The required answer is each line in the entries below where "heavenly" occurs.

» SUPPLIED MATERIAL:
=======

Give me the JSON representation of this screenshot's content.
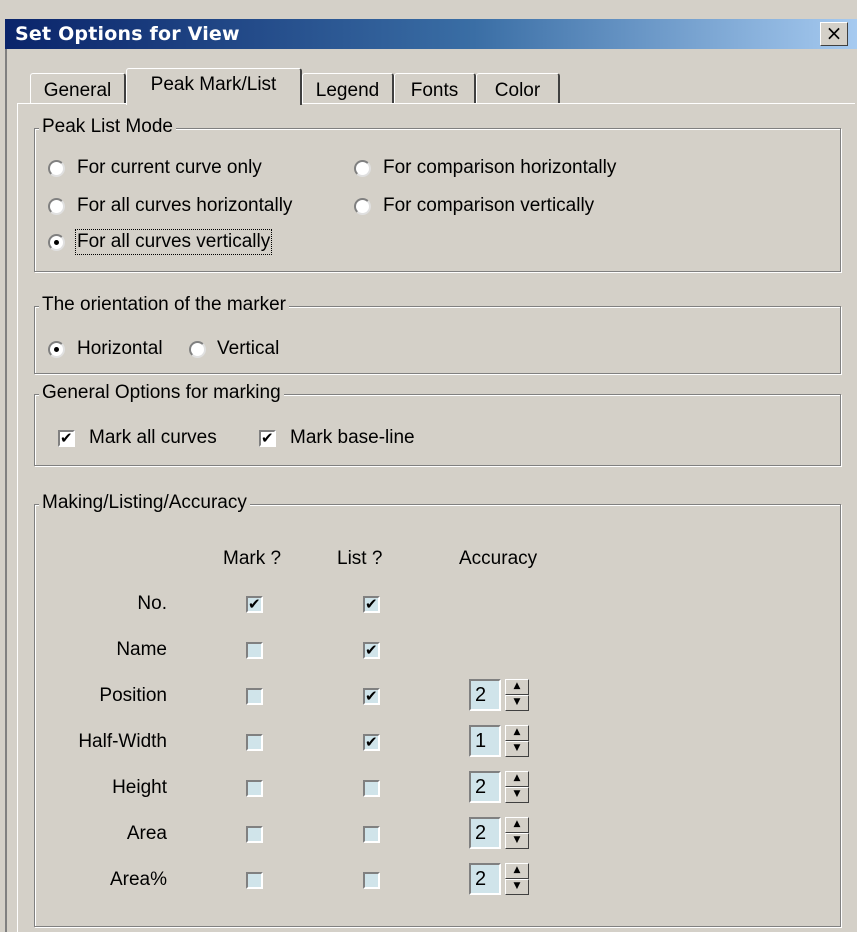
{
  "window": {
    "title": "Set Options for View",
    "close_glyph": "×"
  },
  "tabs": [
    {
      "label": "General"
    },
    {
      "label": "Peak Mark/List",
      "active": true
    },
    {
      "label": "Legend"
    },
    {
      "label": "Fonts"
    },
    {
      "label": "Color"
    }
  ],
  "peak_list_mode": {
    "legend": "Peak List Mode",
    "options": [
      {
        "label": "For current curve only",
        "checked": false
      },
      {
        "label": "For comparison horizontally",
        "checked": false
      },
      {
        "label": "For all curves horizontally",
        "checked": false
      },
      {
        "label": "For comparison vertically",
        "checked": false
      },
      {
        "label": "For all curves vertically",
        "checked": true
      }
    ]
  },
  "orientation": {
    "legend": "The orientation of the marker",
    "options": [
      {
        "label": "Horizontal",
        "checked": true
      },
      {
        "label": "Vertical",
        "checked": false
      }
    ]
  },
  "general_marking": {
    "legend": "General Options for marking",
    "options": [
      {
        "label": "Mark all curves",
        "checked": true
      },
      {
        "label": "Mark base-line",
        "checked": true
      }
    ]
  },
  "accuracy": {
    "legend": "Making/Listing/Accuracy",
    "headers": {
      "mark": "Mark ?",
      "list": "List ?",
      "accuracy": "Accuracy"
    },
    "rows": [
      {
        "label": "No.",
        "mark": true,
        "list": true,
        "accuracy": null
      },
      {
        "label": "Name",
        "mark": false,
        "list": true,
        "accuracy": null
      },
      {
        "label": "Position",
        "mark": false,
        "list": true,
        "accuracy": "2"
      },
      {
        "label": "Half-Width",
        "mark": false,
        "list": true,
        "accuracy": "1"
      },
      {
        "label": "Height",
        "mark": false,
        "list": false,
        "accuracy": "2"
      },
      {
        "label": "Area",
        "mark": false,
        "list": false,
        "accuracy": "2"
      },
      {
        "label": "Area%",
        "mark": false,
        "list": false,
        "accuracy": "2"
      }
    ]
  },
  "colors": {
    "title_gradient_start": "#0a246a",
    "title_gradient_end": "#a6caf0",
    "face": "#d4d0c8"
  }
}
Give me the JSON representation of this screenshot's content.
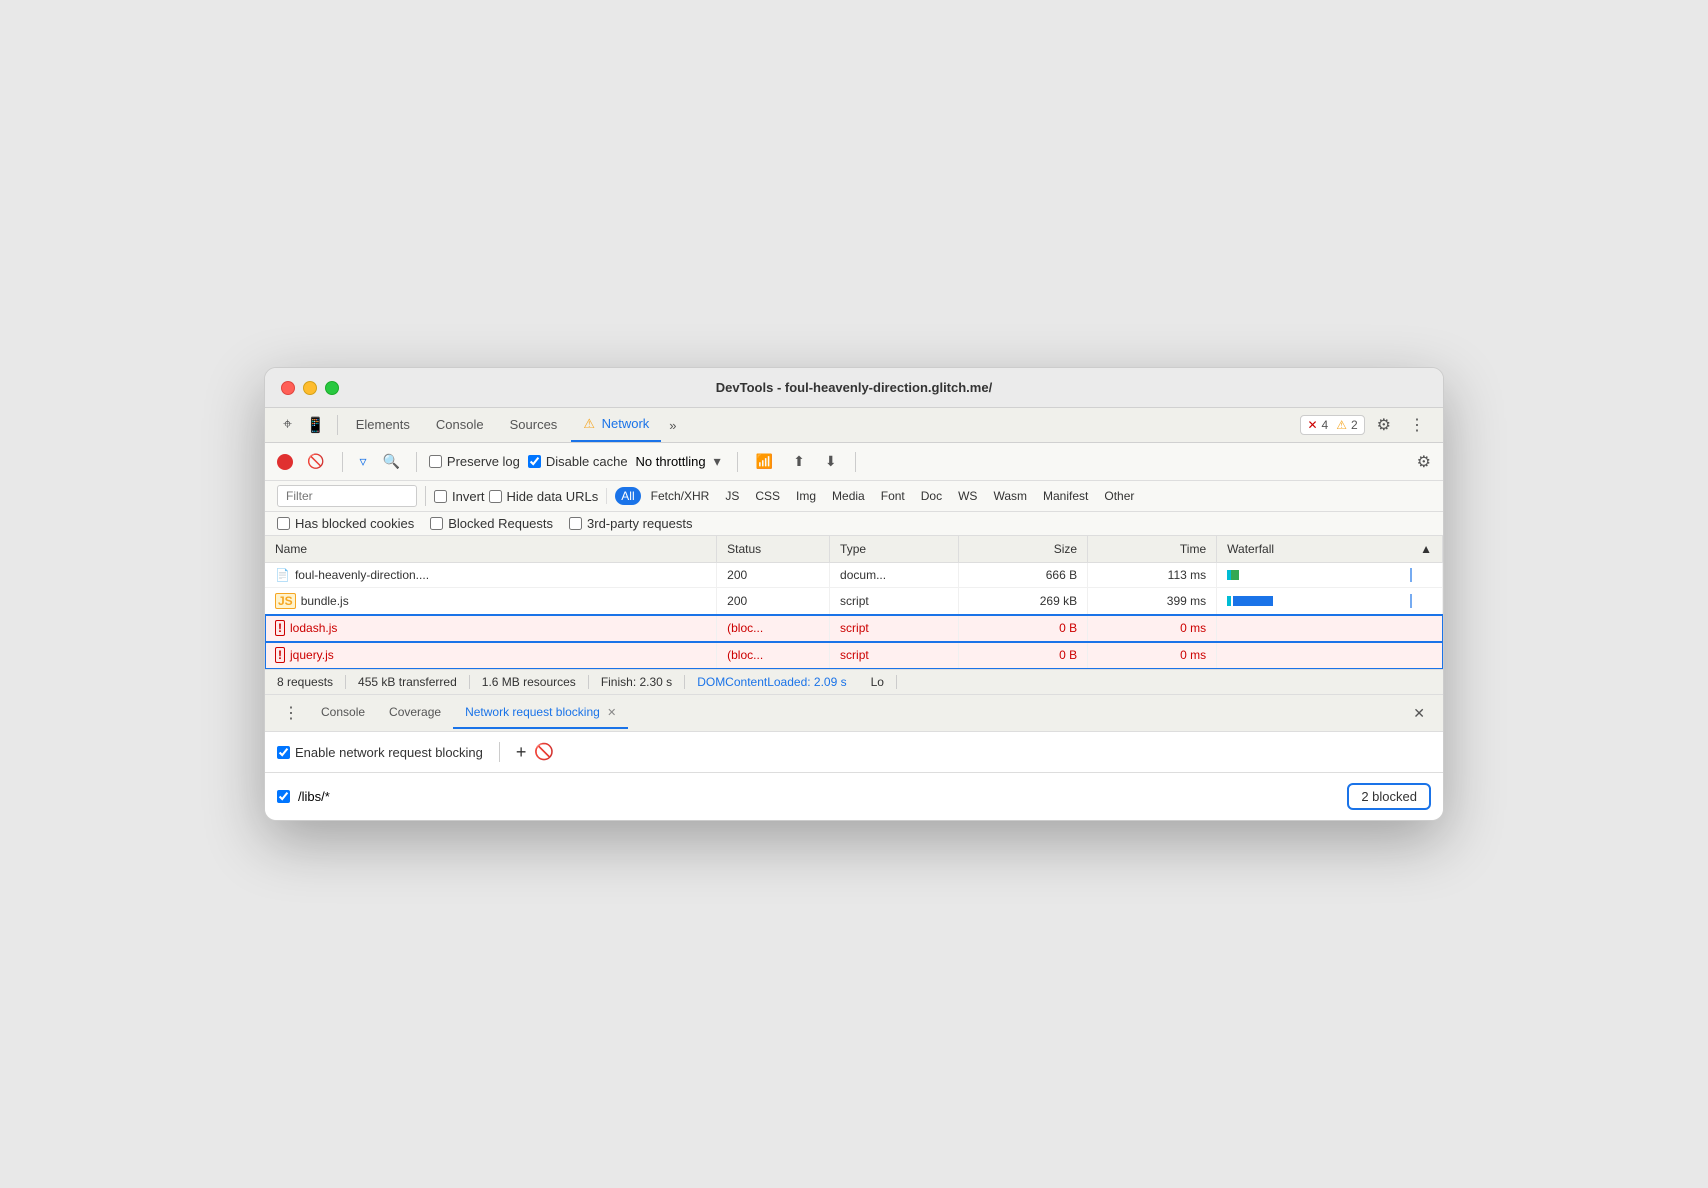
{
  "window": {
    "title": "DevTools - foul-heavenly-direction.glitch.me/"
  },
  "tabs": {
    "items": [
      {
        "label": "Elements",
        "active": false
      },
      {
        "label": "Console",
        "active": false
      },
      {
        "label": "Sources",
        "active": false
      },
      {
        "label": "Network",
        "active": true,
        "warning": true
      },
      {
        "label": "»",
        "active": false
      }
    ],
    "errors": "4",
    "warnings": "2"
  },
  "toolbar": {
    "preserve_log": "Preserve log",
    "disable_cache": "Disable cache",
    "no_throttling": "No throttling",
    "filter_placeholder": "Filter"
  },
  "filter_types": [
    "All",
    "Fetch/XHR",
    "JS",
    "CSS",
    "Img",
    "Media",
    "Font",
    "Doc",
    "WS",
    "Wasm",
    "Manifest",
    "Other"
  ],
  "checkboxes": {
    "invert": "Invert",
    "hide_data_urls": "Hide data URLs",
    "has_blocked_cookies": "Has blocked cookies",
    "blocked_requests": "Blocked Requests",
    "third_party": "3rd-party requests"
  },
  "table": {
    "headers": [
      "Name",
      "Status",
      "Type",
      "Size",
      "Time",
      "Waterfall"
    ],
    "rows": [
      {
        "name": "foul-heavenly-direction....",
        "status": "200",
        "type": "docum...",
        "size": "666 B",
        "time": "113 ms",
        "waterfall": "doc",
        "blocked": false,
        "icon": "doc"
      },
      {
        "name": "bundle.js",
        "status": "200",
        "type": "script",
        "size": "269 kB",
        "time": "399 ms",
        "waterfall": "script",
        "blocked": false,
        "icon": "js"
      },
      {
        "name": "lodash.js",
        "status": "(bloc...",
        "type": "script",
        "size": "0 B",
        "time": "0 ms",
        "waterfall": "",
        "blocked": true,
        "icon": "blocked"
      },
      {
        "name": "jquery.js",
        "status": "(bloc...",
        "type": "script",
        "size": "0 B",
        "time": "0 ms",
        "waterfall": "",
        "blocked": true,
        "icon": "blocked"
      }
    ]
  },
  "status_bar": {
    "requests": "8 requests",
    "transferred": "455 kB transferred",
    "resources": "1.6 MB resources",
    "finish": "Finish: 2.30 s",
    "domcl": "DOMContentLoaded: 2.09 s",
    "load": "Lo"
  },
  "bottom_panel": {
    "tabs": [
      {
        "label": "Console",
        "active": false
      },
      {
        "label": "Coverage",
        "active": false
      },
      {
        "label": "Network request blocking",
        "active": true,
        "closeable": true
      }
    ],
    "enable_label": "Enable network request blocking",
    "blocking_pattern": "/libs/*",
    "blocked_count": "2 blocked"
  }
}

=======

» ANSWER SPACE:
    "title": "DevTools - foul-heavenly-direction.glitch.me/"
        "name": "foul-heavenly-direction....",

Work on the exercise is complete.